Navajo Churro Roving
Navajo Churro sheep are descended from the Spanish Churra sheep brought to North American in the 1600s to feed Spanish armies and settlers. Some of these sheep were acquired by the Navajo and Hopi peoples, and they became an important part of Navajo economy and culture. Navajo Churros were driven to the brink of extinction by the US government, partly in retaliation against the Navajo, and later through crossbreeding programs to “improve” the breed, but their numbers have been recovering slowly since the 1970s, when their valuable characteristics and cultural importance to the Navajo were belatedly recognized. Navajo Churro wool is traditionally used in Navajo weaving, and creates a sturdy, long-wearing fabric.
Navajo Churros grow fleeces weighing 4-8 pounds in a range of natural colors. A dual-coated breed, the undercoat is 3-5 inches and the outer coat ranges from 6-12 inches. The micron count of Navajo Churro fleeces varies dramatically, with the undercoat ranging from 10-35 microns and the outer coat 35+ microns. Locks have a wide base, tapering to a narrow tip, and are low in grease and open in structure. The outer and undercoats can be easily separated or spun together.
Carded roving processed in the US from US-grown wool
This roving incorporates fibers from both the short, fine undercoat and the longer outer coat. It rates a 3.5 on our prickle factor scale from 1-5.

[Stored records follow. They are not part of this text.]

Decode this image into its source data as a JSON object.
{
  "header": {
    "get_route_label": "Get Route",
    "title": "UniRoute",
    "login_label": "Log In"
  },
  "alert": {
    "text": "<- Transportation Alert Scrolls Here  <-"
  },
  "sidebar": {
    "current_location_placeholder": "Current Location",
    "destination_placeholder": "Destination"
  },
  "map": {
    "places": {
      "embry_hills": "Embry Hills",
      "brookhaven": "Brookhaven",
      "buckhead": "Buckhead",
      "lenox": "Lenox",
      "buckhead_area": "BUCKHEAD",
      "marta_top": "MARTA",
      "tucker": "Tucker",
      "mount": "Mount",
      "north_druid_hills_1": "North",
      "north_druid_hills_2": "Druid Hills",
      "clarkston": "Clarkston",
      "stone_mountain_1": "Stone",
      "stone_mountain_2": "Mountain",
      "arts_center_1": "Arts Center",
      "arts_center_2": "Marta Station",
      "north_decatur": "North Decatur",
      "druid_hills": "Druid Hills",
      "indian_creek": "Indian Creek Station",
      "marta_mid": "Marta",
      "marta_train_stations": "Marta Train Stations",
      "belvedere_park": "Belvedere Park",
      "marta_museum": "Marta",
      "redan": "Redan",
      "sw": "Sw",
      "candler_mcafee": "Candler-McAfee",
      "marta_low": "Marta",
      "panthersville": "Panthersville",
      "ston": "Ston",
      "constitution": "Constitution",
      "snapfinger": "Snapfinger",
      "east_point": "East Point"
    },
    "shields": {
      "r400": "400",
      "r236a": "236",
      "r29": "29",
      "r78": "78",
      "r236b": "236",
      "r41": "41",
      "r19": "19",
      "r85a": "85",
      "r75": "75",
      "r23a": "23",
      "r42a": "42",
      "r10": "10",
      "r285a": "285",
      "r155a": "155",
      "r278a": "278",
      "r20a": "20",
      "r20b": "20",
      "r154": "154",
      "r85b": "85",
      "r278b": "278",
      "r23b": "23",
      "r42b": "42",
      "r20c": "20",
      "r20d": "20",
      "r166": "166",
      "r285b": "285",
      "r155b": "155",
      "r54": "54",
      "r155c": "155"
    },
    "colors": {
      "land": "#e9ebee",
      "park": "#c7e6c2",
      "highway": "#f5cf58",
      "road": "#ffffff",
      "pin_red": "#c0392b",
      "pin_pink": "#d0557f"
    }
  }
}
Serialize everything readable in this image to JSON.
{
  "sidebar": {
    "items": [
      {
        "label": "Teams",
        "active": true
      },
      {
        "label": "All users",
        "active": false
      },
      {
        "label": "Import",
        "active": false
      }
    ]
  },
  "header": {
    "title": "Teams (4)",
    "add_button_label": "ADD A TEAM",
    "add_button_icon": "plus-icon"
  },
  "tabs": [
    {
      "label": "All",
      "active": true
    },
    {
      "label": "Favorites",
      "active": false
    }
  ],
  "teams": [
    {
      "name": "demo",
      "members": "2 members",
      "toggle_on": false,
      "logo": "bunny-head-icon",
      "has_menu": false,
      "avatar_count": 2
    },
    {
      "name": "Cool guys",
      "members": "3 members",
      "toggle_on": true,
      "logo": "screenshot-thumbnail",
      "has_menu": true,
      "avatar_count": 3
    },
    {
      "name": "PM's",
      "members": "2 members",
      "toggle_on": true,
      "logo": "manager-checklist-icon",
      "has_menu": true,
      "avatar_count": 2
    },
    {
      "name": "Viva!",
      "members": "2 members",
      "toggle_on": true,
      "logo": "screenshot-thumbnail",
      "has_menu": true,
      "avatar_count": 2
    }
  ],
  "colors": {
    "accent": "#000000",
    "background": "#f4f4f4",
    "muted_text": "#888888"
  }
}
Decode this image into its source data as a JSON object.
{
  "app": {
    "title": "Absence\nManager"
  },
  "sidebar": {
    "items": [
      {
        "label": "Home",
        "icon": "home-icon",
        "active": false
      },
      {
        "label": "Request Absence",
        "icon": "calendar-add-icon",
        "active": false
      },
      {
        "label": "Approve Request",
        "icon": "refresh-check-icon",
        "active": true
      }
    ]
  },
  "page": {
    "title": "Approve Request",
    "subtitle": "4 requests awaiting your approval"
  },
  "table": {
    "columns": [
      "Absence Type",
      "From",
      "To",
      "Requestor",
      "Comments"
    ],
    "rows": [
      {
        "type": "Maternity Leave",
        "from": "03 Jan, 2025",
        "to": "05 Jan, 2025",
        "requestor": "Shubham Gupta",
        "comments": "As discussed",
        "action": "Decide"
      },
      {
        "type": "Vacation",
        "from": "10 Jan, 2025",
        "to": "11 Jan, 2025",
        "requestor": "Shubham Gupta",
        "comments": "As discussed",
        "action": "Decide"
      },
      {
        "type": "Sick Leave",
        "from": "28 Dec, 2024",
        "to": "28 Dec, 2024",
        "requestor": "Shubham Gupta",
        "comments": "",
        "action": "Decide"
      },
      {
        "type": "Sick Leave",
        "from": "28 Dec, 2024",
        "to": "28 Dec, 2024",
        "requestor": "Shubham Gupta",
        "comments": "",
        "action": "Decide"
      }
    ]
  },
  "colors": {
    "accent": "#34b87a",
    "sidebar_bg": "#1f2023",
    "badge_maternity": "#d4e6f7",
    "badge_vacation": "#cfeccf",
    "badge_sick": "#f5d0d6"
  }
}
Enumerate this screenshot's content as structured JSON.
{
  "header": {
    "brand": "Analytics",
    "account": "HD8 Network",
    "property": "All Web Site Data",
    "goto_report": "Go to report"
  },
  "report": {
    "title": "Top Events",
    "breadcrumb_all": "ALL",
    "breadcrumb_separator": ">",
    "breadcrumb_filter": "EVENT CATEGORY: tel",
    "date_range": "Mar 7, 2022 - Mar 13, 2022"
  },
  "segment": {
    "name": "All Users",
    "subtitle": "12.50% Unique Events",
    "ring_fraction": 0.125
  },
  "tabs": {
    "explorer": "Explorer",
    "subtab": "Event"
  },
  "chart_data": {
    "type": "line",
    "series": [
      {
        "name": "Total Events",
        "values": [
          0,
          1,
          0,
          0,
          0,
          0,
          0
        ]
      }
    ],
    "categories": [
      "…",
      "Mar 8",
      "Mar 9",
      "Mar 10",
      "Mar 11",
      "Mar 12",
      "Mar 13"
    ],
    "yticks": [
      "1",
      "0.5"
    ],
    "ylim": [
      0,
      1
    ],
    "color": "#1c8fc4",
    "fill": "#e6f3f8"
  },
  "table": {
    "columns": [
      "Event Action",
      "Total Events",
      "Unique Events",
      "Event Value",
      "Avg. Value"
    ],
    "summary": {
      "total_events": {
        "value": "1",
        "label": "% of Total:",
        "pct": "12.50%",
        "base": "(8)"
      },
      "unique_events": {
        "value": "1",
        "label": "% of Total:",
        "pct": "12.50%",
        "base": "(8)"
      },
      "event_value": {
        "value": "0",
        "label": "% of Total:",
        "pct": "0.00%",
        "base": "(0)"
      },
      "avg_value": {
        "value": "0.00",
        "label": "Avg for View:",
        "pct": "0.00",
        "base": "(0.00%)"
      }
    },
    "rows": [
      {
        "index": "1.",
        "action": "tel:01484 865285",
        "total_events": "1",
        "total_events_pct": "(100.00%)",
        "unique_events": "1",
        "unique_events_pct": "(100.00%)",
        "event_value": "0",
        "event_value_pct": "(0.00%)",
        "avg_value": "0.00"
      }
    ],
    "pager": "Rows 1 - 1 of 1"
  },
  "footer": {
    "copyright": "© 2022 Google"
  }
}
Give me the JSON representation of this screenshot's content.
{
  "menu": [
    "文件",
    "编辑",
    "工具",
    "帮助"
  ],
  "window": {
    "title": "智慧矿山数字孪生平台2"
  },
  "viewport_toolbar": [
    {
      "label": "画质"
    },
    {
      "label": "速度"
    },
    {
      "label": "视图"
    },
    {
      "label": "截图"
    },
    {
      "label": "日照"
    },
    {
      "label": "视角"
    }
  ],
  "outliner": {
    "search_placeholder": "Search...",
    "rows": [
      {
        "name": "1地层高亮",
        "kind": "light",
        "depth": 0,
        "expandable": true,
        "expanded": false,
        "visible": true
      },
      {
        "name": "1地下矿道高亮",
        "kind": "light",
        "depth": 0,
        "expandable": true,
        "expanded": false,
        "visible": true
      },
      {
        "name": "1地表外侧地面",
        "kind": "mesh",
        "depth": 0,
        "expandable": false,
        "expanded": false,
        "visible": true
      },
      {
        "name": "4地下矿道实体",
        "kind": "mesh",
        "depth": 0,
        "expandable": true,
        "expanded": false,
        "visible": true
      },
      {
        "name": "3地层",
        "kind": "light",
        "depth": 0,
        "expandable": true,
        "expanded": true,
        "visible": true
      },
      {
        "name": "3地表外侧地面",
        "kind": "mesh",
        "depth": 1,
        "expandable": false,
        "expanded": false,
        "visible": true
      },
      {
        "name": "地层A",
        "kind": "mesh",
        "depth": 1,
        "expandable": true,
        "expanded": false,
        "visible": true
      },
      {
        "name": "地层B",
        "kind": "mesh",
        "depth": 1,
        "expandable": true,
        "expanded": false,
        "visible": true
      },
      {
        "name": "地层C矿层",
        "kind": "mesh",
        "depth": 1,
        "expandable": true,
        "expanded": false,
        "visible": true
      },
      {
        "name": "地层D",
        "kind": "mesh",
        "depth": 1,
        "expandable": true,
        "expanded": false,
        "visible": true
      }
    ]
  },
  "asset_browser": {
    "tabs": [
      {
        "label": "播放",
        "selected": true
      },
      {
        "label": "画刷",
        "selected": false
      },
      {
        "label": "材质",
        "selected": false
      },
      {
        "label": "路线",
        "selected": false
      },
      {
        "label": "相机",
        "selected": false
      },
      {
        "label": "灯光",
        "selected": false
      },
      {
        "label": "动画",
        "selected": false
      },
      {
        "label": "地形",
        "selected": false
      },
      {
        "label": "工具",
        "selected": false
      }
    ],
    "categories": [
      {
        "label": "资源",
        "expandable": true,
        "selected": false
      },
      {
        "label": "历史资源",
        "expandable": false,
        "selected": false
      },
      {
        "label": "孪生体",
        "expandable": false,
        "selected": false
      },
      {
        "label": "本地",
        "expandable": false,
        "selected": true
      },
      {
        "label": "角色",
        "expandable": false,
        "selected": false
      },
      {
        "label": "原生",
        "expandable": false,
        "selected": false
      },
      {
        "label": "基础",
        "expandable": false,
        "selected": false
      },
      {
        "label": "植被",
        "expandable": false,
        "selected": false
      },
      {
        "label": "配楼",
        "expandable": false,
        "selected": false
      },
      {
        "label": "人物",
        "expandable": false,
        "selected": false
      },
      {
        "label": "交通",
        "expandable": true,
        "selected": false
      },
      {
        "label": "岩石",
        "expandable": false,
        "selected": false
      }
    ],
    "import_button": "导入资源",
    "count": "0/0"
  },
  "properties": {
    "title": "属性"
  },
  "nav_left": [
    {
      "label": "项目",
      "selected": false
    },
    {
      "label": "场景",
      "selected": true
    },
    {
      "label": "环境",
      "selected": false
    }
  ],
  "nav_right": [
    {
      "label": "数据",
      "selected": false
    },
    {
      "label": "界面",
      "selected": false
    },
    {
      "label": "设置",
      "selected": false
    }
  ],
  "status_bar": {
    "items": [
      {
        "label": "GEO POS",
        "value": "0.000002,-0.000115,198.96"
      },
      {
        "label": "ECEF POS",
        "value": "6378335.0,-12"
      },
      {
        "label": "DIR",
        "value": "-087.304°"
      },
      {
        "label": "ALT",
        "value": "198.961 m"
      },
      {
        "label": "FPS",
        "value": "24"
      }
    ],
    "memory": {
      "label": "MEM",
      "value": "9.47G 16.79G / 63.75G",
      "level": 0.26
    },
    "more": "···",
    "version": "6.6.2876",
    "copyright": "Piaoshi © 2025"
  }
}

Navajo Churro is traditionally spun from carded rolags with low twist.